*GOAL OF THE EXERCISE:* Could you give back the records exactly, taking out the pictures?

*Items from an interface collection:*
• • • •
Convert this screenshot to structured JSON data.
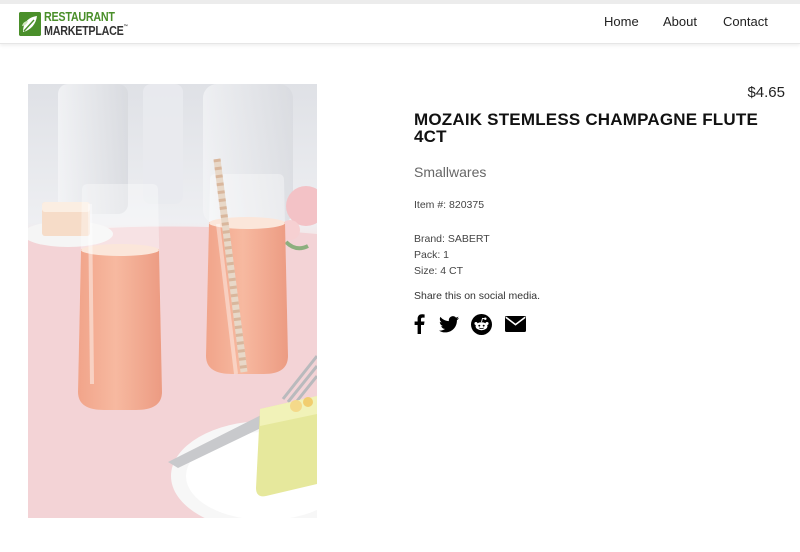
{
  "header": {
    "logo": {
      "line1": "RESTAURANT",
      "line2": "MARKETPLACE",
      "trademark": "™",
      "brand_color": "#4a8f2a"
    },
    "nav": [
      {
        "label": "Home"
      },
      {
        "label": "About"
      },
      {
        "label": "Contact"
      }
    ]
  },
  "product": {
    "price": "$4.65",
    "title": "MOZAIK STEMLESS CHAMPAGNE FLUTE 4CT",
    "category": "Smallwares",
    "item_number": "Item #: 820375",
    "brand": "Brand: SABERT",
    "pack": "Pack: 1",
    "size": "Size: 4 CT",
    "image_icon": "product-photo-champagne-flutes"
  },
  "share": {
    "label": "Share this on social media.",
    "icons": [
      "facebook-icon",
      "twitter-icon",
      "reddit-icon",
      "email-icon"
    ]
  }
}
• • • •
*REPLY TO THE EXERCISE:*
Convert this screenshot to structured JSON data.
{
  "header": {
    "logo": {
      "line1": "RESTAURANT",
      "line2": "MARKETPLACE",
      "trademark": "™",
      "brand_color": "#4a8f2a"
    },
    "nav": [
      {
        "label": "Home"
      },
      {
        "label": "About"
      },
      {
        "label": "Contact"
      }
    ]
  },
  "product": {
    "price": "$4.65",
    "title": "MOZAIK STEMLESS CHAMPAGNE FLUTE 4CT",
    "category": "Smallwares",
    "item_number": "Item #: 820375",
    "brand": "Brand: SABERT",
    "pack": "Pack: 1",
    "size": "Size: 4 CT",
    "image_icon": "product-photo-champagne-flutes"
  },
  "share": {
    "label": "Share this on social media.",
    "icons": [
      "facebook-icon",
      "twitter-icon",
      "reddit-icon",
      "email-icon"
    ]
  }
}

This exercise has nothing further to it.